--- Problem ---
Down to the final line, print each entry exactly.

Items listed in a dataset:
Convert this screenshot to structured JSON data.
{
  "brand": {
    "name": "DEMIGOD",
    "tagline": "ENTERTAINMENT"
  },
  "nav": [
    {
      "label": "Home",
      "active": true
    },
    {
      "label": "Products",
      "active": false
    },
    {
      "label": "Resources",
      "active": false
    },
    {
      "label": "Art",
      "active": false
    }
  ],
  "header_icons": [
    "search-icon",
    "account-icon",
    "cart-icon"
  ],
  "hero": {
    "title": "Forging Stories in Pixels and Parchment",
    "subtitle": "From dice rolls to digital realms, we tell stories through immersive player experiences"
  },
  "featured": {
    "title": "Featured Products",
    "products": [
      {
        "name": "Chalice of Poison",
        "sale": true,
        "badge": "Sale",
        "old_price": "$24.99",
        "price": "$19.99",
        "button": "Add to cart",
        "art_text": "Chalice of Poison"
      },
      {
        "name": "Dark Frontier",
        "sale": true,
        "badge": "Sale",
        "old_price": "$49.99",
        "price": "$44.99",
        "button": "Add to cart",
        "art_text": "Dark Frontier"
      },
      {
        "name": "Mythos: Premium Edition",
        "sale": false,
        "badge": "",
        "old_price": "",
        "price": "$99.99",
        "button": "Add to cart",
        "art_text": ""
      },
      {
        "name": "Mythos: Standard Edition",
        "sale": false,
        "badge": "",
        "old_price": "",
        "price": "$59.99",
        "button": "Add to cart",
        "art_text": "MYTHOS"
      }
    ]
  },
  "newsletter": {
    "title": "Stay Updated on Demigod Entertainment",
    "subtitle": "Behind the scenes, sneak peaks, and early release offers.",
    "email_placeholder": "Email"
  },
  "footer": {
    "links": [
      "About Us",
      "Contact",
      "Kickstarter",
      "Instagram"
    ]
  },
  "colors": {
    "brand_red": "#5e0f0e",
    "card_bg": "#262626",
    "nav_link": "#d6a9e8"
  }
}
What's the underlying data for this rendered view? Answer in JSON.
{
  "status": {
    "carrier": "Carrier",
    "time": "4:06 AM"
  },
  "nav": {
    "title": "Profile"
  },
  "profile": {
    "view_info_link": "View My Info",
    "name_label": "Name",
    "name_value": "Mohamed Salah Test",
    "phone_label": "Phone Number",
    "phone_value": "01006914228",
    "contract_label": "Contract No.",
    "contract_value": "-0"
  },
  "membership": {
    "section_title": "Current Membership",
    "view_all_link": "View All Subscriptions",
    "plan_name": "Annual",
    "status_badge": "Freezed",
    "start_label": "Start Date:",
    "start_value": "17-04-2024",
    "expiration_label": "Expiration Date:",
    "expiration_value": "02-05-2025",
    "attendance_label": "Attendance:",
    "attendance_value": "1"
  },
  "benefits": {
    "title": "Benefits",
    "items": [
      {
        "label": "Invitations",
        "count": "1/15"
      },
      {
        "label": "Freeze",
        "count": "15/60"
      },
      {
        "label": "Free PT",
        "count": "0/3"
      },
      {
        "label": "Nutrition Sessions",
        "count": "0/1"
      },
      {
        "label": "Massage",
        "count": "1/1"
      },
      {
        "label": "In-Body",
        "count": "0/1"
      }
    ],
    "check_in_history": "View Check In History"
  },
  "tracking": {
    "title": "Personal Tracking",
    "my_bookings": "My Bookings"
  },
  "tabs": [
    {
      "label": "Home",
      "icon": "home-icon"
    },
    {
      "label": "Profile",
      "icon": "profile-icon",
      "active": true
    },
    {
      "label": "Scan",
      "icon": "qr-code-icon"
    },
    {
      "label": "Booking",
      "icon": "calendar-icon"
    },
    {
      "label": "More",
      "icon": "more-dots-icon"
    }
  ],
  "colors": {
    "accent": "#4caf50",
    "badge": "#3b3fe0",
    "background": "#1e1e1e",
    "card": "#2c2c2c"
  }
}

--- Answer to the problem ---
Convert this screenshot to structured JSON data.
{
  "brand": {
    "name": "DEMIGOD",
    "tagline": "ENTERTAINMENT"
  },
  "nav": [
    {
      "label": "Home",
      "active": true
    },
    {
      "label": "Products",
      "active": false
    },
    {
      "label": "Resources",
      "active": false
    },
    {
      "label": "Art",
      "active": false
    }
  ],
  "header_icons": [
    "search-icon",
    "account-icon",
    "cart-icon"
  ],
  "hero": {
    "title": "Forging Stories in Pixels and Parchment",
    "subtitle": "From dice rolls to digital realms, we tell stories through immersive player experiences"
  },
  "featured": {
    "title": "Featured Products",
    "products": [
      {
        "name": "Chalice of Poison",
        "sale": true,
        "badge": "Sale",
        "old_price": "$24.99",
        "price": "$19.99",
        "button": "Add to cart",
        "art_text": "Chalice of Poison"
      },
      {
        "name": "Dark Frontier",
        "sale": true,
        "badge": "Sale",
        "old_price": "$49.99",
        "price": "$44.99",
        "button": "Add to cart",
        "art_text": "Dark Frontier"
      },
      {
        "name": "Mythos: Premium Edition",
        "sale": false,
        "badge": "",
        "old_price": "",
        "price": "$99.99",
        "button": "Add to cart",
        "art_text": ""
      },
      {
        "name": "Mythos: Standard Edition",
        "sale": false,
        "badge": "",
        "old_price": "",
        "price": "$59.99",
        "button": "Add to cart",
        "art_text": "MYTHOS"
      }
    ]
  },
  "newsletter": {
    "title": "Stay Updated on Demigod Entertainment",
    "subtitle": "Behind the scenes, sneak peaks, and early release offers.",
    "email_placeholder": "Email"
  },
  "footer": {
    "links": [
      "About Us",
      "Contact",
      "Kickstarter",
      "Instagram"
    ]
  },
  "colors": {
    "brand_red": "#5e0f0e",
    "card_bg": "#262626",
    "nav_link": "#d6a9e8"
  }
}
What's the underlying data for this rendered view? Answer in JSON.
{
  "status": {
    "carrier": "Carrier",
    "time": "4:06 AM"
  },
  "nav": {
    "title": "Profile"
  },
  "profile": {
    "view_info_link": "View My Info",
    "name_label": "Name",
    "name_value": "Mohamed Salah Test",
    "phone_label": "Phone Number",
    "phone_value": "01006914228",
    "contract_label": "Contract No.",
    "contract_value": "-0"
  },
  "membership": {
    "section_title": "Current Membership",
    "view_all_link": "View All Subscriptions",
    "plan_name": "Annual",
    "status_badge": "Freezed",
    "start_label": "Start Date:",
    "start_value": "17-04-2024",
    "expiration_label": "Expiration Date:",
    "expiration_value": "02-05-2025",
    "attendance_label": "Attendance:",
    "attendance_value": "1"
  },
  "benefits": {
    "title": "Benefits",
    "items": [
      {
        "label": "Invitations",
        "count": "1/15"
      },
      {
        "label": "Freeze",
        "count": "15/60"
      },
      {
        "label": "Free PT",
        "count": "0/3"
      },
      {
        "label": "Nutrition Sessions",
        "count": "0/1"
      },
      {
        "label": "Massage",
        "count": "1/1"
      },
      {
        "label": "In-Body",
        "count": "0/1"
      }
    ],
    "check_in_history": "View Check In History"
  },
  "tracking": {
    "title": "Personal Tracking",
    "my_bookings": "My Bookings"
  },
  "tabs": [
    {
      "label": "Home",
      "icon": "home-icon"
    },
    {
      "label": "Profile",
      "icon": "profile-icon",
      "active": true
    },
    {
      "label": "Scan",
      "icon": "qr-code-icon"
    },
    {
      "label": "Booking",
      "icon": "calendar-icon"
    },
    {
      "label": "More",
      "icon": "more-dots-icon"
    }
  ],
  "colors": {
    "accent": "#4caf50",
    "badge": "#3b3fe0",
    "background": "#1e1e1e",
    "card": "#2c2c2c"
  }
}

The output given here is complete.